Council set to lead £8 million ‘gigahubs’ project to help Midlands communities be better connected.
Nottinghamshire County Council has been chosen to lead a Midlands-wide investment to bring faster internet speeds to communities who need it the most. A total of more than 350 public buildings such as libraries, rural schools and doctors’ surgeries are set to become ‘gigahubs’ with 96 due to be in Nottinghamshire.
£6.8 million has been awarded to the County Council, on behalf of the ten Midlands local authorities which have signed up to the project. This part of the funding is from Building Digital UK (BDUK) the delivery arm of the Department for Science, Innovation and Technology (DSIT) to create up to 235 gigahubs.
An additional £1.2 million via the Department for Levelling Up, Housing and Communities (DLUHC) comes thanks to an early investment as part of devolution negotiations
. This will help deliver an additional 118 gigahubs across the D2N2 areas of Nottinghamshire and Derbyshire.
The overall aim is to connect total of more than 350 public buildings with fast, reliable gigabit broadband. This will mean that whole classrooms in rural areas could be online at once with no interruptions. And while face-to-face health advice is always the preference, having the option for a high-quality video call with a doctor could help to reduce waiting times.
Digital Infrastructure Minister Julia Lopez said:
"Our latest multi-million pound broadband investment in Nottinghamshire will enable schools, libraries, GP surgeries and other vital public services to deliver more for their communities. It also makes it more attractive for broadband firms to extend their networks to other homes and businesses across the county. This is all part of our £5 billion Project Gigabit to ensure no one misses out on lightning-fast internet speeds."
Nottinghamshire County Council will lead and oversee the project, with a tendering process due to start in April. It is hoped a contractor to deliver the project will be appointed by June 2023. Exact locations of which buildings and schools will benefit from the project are still be identified. It is hoped the full scheme will be live by Spring 2025.
Councillor Ben Bradley MP, Leader of Nottinghamshire County Council, welcomed the investment. He said,
“With the way the world has changed these last few years, having access to reliable and fast broadband has never been more important. This project will help support children’s learning in the classroom and help those who can’t afford or access high-speed broadband at home. For example, being able to pop into their local library to help with things like online searches for work and training will help boost local skills and the economy.
“Thanks to devolution negotiations, we’ve secured extra money to benefit even more local residents, particularly young people.

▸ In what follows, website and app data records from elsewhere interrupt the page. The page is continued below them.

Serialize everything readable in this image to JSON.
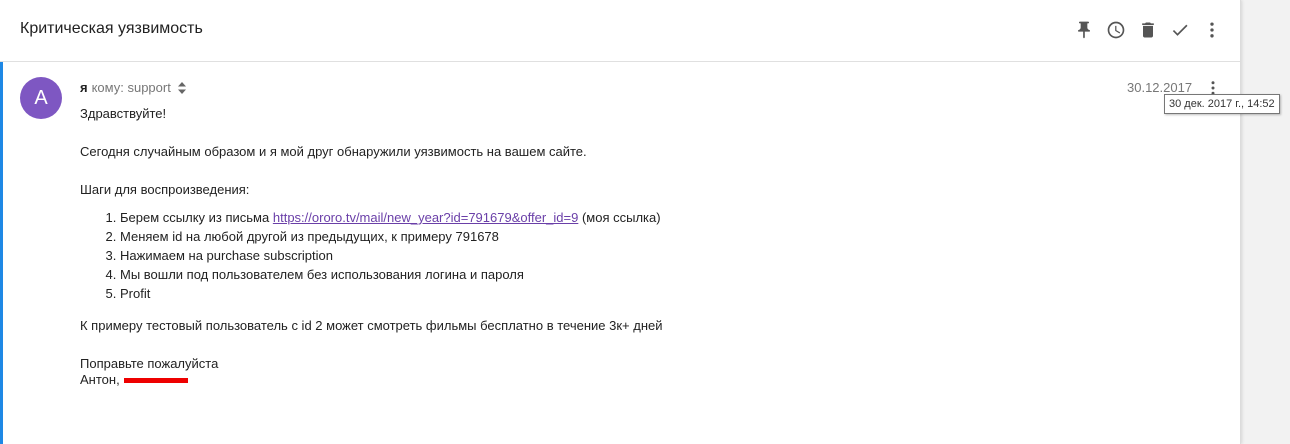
{
  "header": {
    "subject": "Критическая уязвимость",
    "toolbar": [
      {
        "icon": "pin-icon"
      },
      {
        "icon": "snooze-clock-icon"
      },
      {
        "icon": "trash-icon"
      },
      {
        "icon": "check-icon"
      },
      {
        "icon": "more-vert-icon"
      }
    ]
  },
  "message": {
    "avatar_letter": "A",
    "avatar_color": "#7e57c2",
    "sender": "я",
    "recipient": "кому: support",
    "date": "30.12.2017",
    "date_tooltip": "30 дек. 2017 г., 14:52",
    "body": {
      "greeting": "Здравствуйте!",
      "found": "Сегодня случайным образом и я мой друг обнаружили уязвимость на вашем сайте.",
      "steps_title": "Шаги для воспроизведения:",
      "step1_prefix": "Берем ссылку из письма",
      "step1_link": "https://ororo.tv/mail/new_year?id=791679&offer_id=9",
      "step1_suffix": "(моя ссылка)",
      "step2": "Меняем id на любой другой из предыдущих, к примеру 791678",
      "step3": "Нажимаем на purchase subscription",
      "step4": "Мы вошли под пользователем без использования логина и пароля",
      "step5": "Profit",
      "example": "К примеру тестовый пользователь с id 2 может смотреть фильмы бесплатно в течение 3к+ дней",
      "fix": "Поправьте пожалуйста",
      "signature": "Антон,"
    }
  },
  "colors": {
    "accent": "#1e88e5",
    "link": "#6a3fa8",
    "redaction": "#e00000"
  }
}
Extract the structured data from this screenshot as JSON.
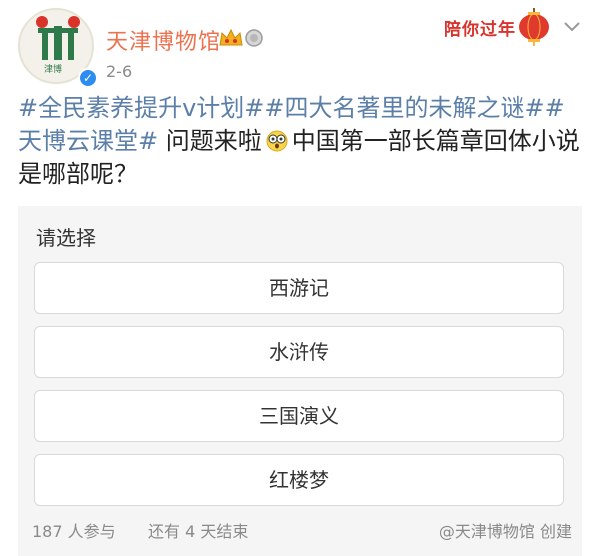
{
  "post": {
    "author": "天津博物馆",
    "date": "2-6",
    "festival_badge": "陪你过年",
    "text": {
      "topics": [
        "#全民素养提升v计划#",
        "#四大名著里的未解之谜#",
        "#天博云课堂#"
      ],
      "before_emoji": " 问题来啦",
      "after_emoji": "中国第一部长篇章回体小说是哪部呢？"
    }
  },
  "vote": {
    "title": "请选择",
    "options": [
      "西游记",
      "水浒传",
      "三国演义",
      "红楼梦"
    ],
    "participants": "187 人参与",
    "remaining": "还有 4 天结束",
    "creator": "@天津博物馆 创建"
  },
  "colors": {
    "author": "#eb7350",
    "topic": "#5b7fa8",
    "festival": "#d9332b",
    "verified": "#2d8cf0"
  },
  "icons": [
    "avatar-logo",
    "verified-icon",
    "crown-badge-icon",
    "medal-badge-icon",
    "lantern-icon",
    "chevron-down-icon",
    "shocked-emoji-icon"
  ]
}
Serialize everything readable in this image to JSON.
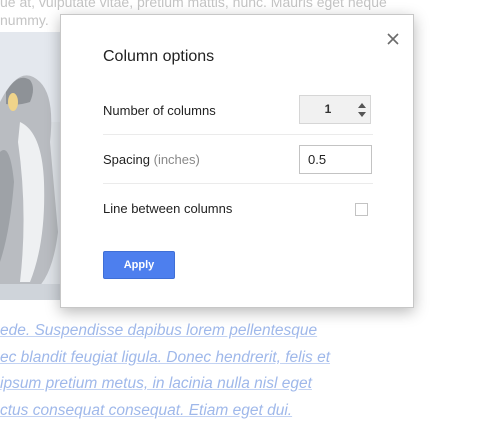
{
  "background": {
    "top_text": "ue at, vulputate vitae, pretium mattis, nunc. Mauris eget neque",
    "top_text_2": "nummy.",
    "body_lines": [
      "ede. Suspendisse dapibus lorem pellentesque",
      "ec blandit feugiat ligula. Donec hendrerit, felis et",
      "ipsum pretium metus, in lacinia nulla nisl eget",
      "ctus consequat consequat. Etiam eget dui."
    ]
  },
  "dialog": {
    "title": "Column options",
    "close_icon": "close-icon",
    "rows": {
      "columns": {
        "label": "Number of columns",
        "value": "1"
      },
      "spacing": {
        "label": "Spacing",
        "unit": "(inches)",
        "value": "0.5"
      },
      "line": {
        "label": "Line between columns",
        "checked": false
      }
    },
    "apply_label": "Apply"
  },
  "colors": {
    "accent": "#4d7fee",
    "link_text": "#9fb8ea"
  }
}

It is a great example of how devolution has already brought even more investment to our area to help future generations thrive. Fantastic news.”
The Midlands Engine originally brought the ten councils together to form a gigahubs partnership and will continue to support and help fund the initiative. Sir John Peace, Chairman of the Midlands Engine said:
“Through investing in our region's digital infrastructure, with a specific focus on improving rural connectivity and eliminating 'notspots', this initiative will play a crucial part in levelling up our region and driving inclusive economic growth. It is an exceptional example of how Midlands Engine partners can work in close pan-regional partnership to unlock tangible benefits for the Midlands.”
The local authorities which have agreed to be part of this regional project include Derbyshire, Herefordshire, Nottinghamshire, Lincolnshire, Rutland*, Shropshire, Staffordshire, Worcestershire, Telford and Wrekin and Warwickshire.
*While Rutland does not have any sites in the current plans, there will be opportunity to include them as the project progresses.